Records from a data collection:
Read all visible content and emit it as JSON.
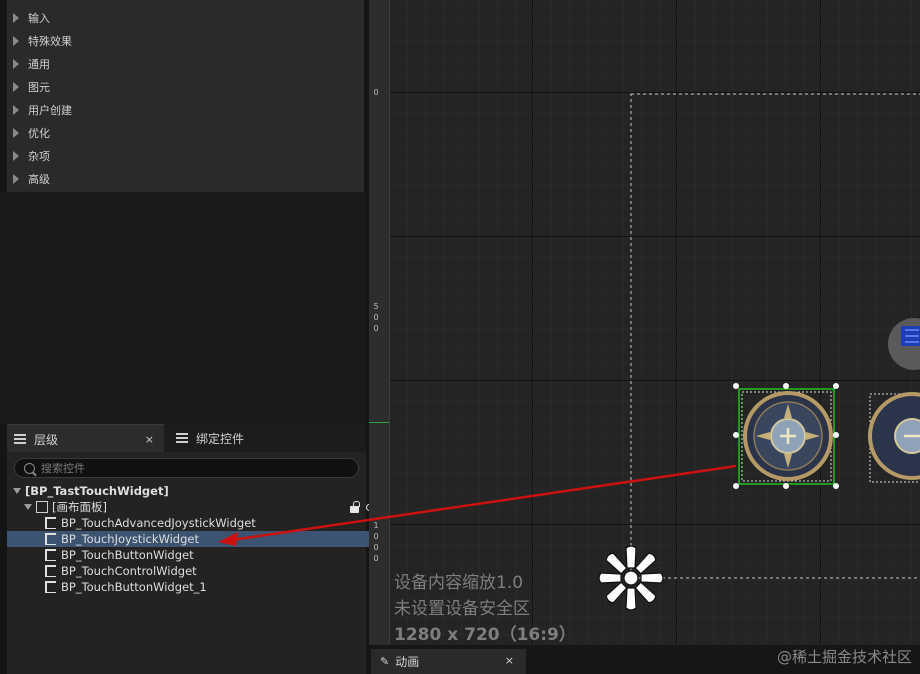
{
  "palette": {
    "categories": [
      "输入",
      "特殊效果",
      "通用",
      "图元",
      "用户创建",
      "优化",
      "杂项",
      "高级"
    ]
  },
  "hierarchy": {
    "tab_label": "层级",
    "tab_close": "×",
    "binding_tab_label": "绑定控件",
    "search_placeholder": "搜索控件",
    "root": "[BP_TastTouchWidget]",
    "canvas": "[画布面板]",
    "children": [
      "BP_TouchAdvancedJoystickWidget",
      "BP_TouchJoystickWidget",
      "BP_TouchButtonWidget",
      "BP_TouchControlWidget",
      "BP_TouchButtonWidget_1"
    ]
  },
  "designer": {
    "ruler_labels": [
      "0",
      "5\n0\n0",
      "1\n0\n0\n0"
    ],
    "dpi_scale_text": "设备内容缩放1.0",
    "safe_zone_text": "未设置设备安全区",
    "resolution_text": "1280 x 720（16:9）"
  },
  "animation": {
    "tab_label": "动画",
    "tab_close": "×"
  },
  "watermark": "@稀土掘金技术社区",
  "colors": {
    "selection_row": "#3c5371",
    "selection_box": "#22c022",
    "arrow": "#cc1111"
  }
}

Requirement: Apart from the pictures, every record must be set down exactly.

Response to this task:
Read all visible content and emit it as JSON.
{
  "palette": {
    "categories": [
      "输入",
      "特殊效果",
      "通用",
      "图元",
      "用户创建",
      "优化",
      "杂项",
      "高级"
    ]
  },
  "hierarchy": {
    "tab_label": "层级",
    "tab_close": "×",
    "binding_tab_label": "绑定控件",
    "search_placeholder": "搜索控件",
    "root": "[BP_TastTouchWidget]",
    "canvas": "[画布面板]",
    "children": [
      "BP_TouchAdvancedJoystickWidget",
      "BP_TouchJoystickWidget",
      "BP_TouchButtonWidget",
      "BP_TouchControlWidget",
      "BP_TouchButtonWidget_1"
    ]
  },
  "designer": {
    "ruler_labels": [
      "0",
      "5\n0\n0",
      "1\n0\n0\n0"
    ],
    "dpi_scale_text": "设备内容缩放1.0",
    "safe_zone_text": "未设置设备安全区",
    "resolution_text": "1280 x 720（16:9）"
  },
  "animation": {
    "tab_label": "动画",
    "tab_close": "×"
  },
  "watermark": "@稀土掘金技术社区",
  "colors": {
    "selection_row": "#3c5371",
    "selection_box": "#22c022",
    "arrow": "#cc1111"
  }
}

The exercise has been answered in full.